Rock rules Billboard’s Top Album Sales chart (dated March 20), as new albums from Chevelle, Kings of Leon and A Day to Remember debut at Nos. 1-3, respectively. It’s the first time in eight months…
Rock rules Billboard’s Top Album Sales chart (dated March 20), as new albums from Chevelle, Kings of Leon and A Day to Remember debut at Nos. 1-3, respectively. It’s the first time in eight months the top three selling albums of the week in the U.S. have all been rock efforts.
Billboard’s Top Album Sales chart ranks the top-selling albums of the week based only on traditional album sales. The chart’s history dates back to May 25, 1991, the first week Billboard began tabulating charts with electronically monitored piece count information from SoundScan, now MRC Data. Pure album sales were the measurement solely utilized by the Billboard 200 albums chart through the list dated Dec. 6, 2014, after which that chart switched to a methodology that blends album sales with track equivalent album units and streaming equivalent album units. For all chart news, follow @billboard and @billboardcharts on both Twitter and Instagram.
Chevelle achieves its first No. 1 on Top Album Sales, as the act’s latest studio set, Niratias, bows atop the list with 24,000 copies sold in the week ending March 11. In total, the new album is Chevelle’s fifth top 10 on the tally.
Kings of Leon’s latest release, When You See Yourself, debuts at No. 2 with 22,000 sold — scoring the band its fifth top 10 as well. A Day to Remember logs its second top 10, as its new studio effort You’re Welcome bows at No. 3 with 16,000 sold.
The last time Nos. 1-3 on Top Album Sales were all rock albums was on the July 11, 2020-dated chart. That week, Haim’s Women in Music, Pt. III debuted at No. 1, Khruangbin’s Mordechai started at No. 2 and Bob Dylan’s Rough and Rowdy Ways fell 1-3 in its second week. (Rock albums are defined as those that have charted on Billboard’s Top Rock Albums chart.)

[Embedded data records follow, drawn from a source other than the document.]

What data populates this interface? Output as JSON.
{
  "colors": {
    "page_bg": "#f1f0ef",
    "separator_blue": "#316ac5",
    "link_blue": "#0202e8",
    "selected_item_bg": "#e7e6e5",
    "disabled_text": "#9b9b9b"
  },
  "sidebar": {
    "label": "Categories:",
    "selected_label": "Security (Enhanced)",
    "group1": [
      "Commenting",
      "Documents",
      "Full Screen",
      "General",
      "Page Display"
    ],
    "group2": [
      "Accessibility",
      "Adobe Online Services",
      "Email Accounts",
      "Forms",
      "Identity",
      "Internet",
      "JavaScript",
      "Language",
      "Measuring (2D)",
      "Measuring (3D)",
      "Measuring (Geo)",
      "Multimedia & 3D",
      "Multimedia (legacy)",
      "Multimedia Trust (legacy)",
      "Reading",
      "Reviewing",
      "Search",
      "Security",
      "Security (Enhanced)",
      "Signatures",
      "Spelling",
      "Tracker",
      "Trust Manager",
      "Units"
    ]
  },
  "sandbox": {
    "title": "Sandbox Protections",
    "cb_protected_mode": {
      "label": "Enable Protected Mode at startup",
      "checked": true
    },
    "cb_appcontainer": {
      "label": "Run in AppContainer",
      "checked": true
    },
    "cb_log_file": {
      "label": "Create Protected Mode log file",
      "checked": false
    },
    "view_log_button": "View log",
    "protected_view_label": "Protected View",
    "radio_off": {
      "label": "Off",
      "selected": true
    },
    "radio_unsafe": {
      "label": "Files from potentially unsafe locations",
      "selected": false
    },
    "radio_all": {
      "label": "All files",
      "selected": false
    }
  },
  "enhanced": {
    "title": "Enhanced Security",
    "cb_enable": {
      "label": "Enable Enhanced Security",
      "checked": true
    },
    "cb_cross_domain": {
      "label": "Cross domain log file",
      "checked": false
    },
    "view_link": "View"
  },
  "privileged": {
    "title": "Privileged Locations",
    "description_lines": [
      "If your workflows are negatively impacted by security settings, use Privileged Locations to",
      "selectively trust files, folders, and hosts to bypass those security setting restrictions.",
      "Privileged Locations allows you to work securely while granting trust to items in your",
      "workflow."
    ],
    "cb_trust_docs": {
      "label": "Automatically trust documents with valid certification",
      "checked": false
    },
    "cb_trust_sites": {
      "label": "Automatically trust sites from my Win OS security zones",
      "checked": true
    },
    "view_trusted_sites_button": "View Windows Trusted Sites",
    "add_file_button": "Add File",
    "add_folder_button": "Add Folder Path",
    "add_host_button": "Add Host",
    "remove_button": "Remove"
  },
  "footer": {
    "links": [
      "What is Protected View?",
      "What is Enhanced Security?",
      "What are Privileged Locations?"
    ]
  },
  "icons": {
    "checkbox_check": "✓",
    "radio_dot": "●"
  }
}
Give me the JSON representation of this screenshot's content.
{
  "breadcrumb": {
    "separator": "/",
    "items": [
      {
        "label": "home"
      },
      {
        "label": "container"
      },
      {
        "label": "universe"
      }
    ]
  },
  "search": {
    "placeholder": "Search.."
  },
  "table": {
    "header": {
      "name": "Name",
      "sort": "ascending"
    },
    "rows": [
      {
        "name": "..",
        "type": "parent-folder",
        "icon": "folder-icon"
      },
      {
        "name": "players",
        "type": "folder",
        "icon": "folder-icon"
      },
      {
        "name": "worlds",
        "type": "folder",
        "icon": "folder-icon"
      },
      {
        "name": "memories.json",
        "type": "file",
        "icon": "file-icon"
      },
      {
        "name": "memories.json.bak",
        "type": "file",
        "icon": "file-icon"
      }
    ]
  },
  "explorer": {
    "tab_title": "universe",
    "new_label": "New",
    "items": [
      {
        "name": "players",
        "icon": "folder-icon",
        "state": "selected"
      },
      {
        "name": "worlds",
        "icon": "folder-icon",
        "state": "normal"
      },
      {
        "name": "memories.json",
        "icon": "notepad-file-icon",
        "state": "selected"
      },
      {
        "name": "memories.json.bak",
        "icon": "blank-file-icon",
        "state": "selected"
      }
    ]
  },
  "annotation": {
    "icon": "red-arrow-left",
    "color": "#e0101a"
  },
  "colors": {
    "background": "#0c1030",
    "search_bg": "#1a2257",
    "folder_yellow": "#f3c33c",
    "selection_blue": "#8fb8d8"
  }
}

Back on the new Top Album Sales chart, Billie Eilish’s When We All Fall Asleep, Where Do We Go? rises 11-4 with 6,100 sold (up 3%), Morgan Wallen’s Dangerous: The Double Album bounces 10-5 with 5,800 (down 9%) and BTS’ Be is a non-mover at No. 6 with 5,800 (down 20%).
Black Sabbath’s 1980 album Heaven and Hell debuts at No. 7 on Top Album Sales with just over 5,600 copies sold in the week ending March 11. The set was remastered and reissued on March 5 with bonus tracks. (All versions of Heaven and Hell are combined for sales tracking and charting purposes.) Heaven and Hell peaked at No. 28 on the Billboard 200 chart dated July 19, 1980.
Harry Styles’ former Top Album Sales No. 1 Fine Line rises 14-8 with 5,600 sold (up 11%) and Kids See Ghosts’ self-titled album re-enters the chart at No. 9 with nearly 5,600 sold (up 430%). The latter’s huge increase is owed to its release on translucent pink vinyl LP, exclusive to Target stores. On the Vinyl Albums chart, the set re-enters at No. 3 with 5,500 copies sold on vinyl.
Rounding out the new top 10 of the latest Top Album Sales chart is Willie Nelson’s jazz set, That’s Life, which falls 2-10 in its second week (5,400 sold; down 55%).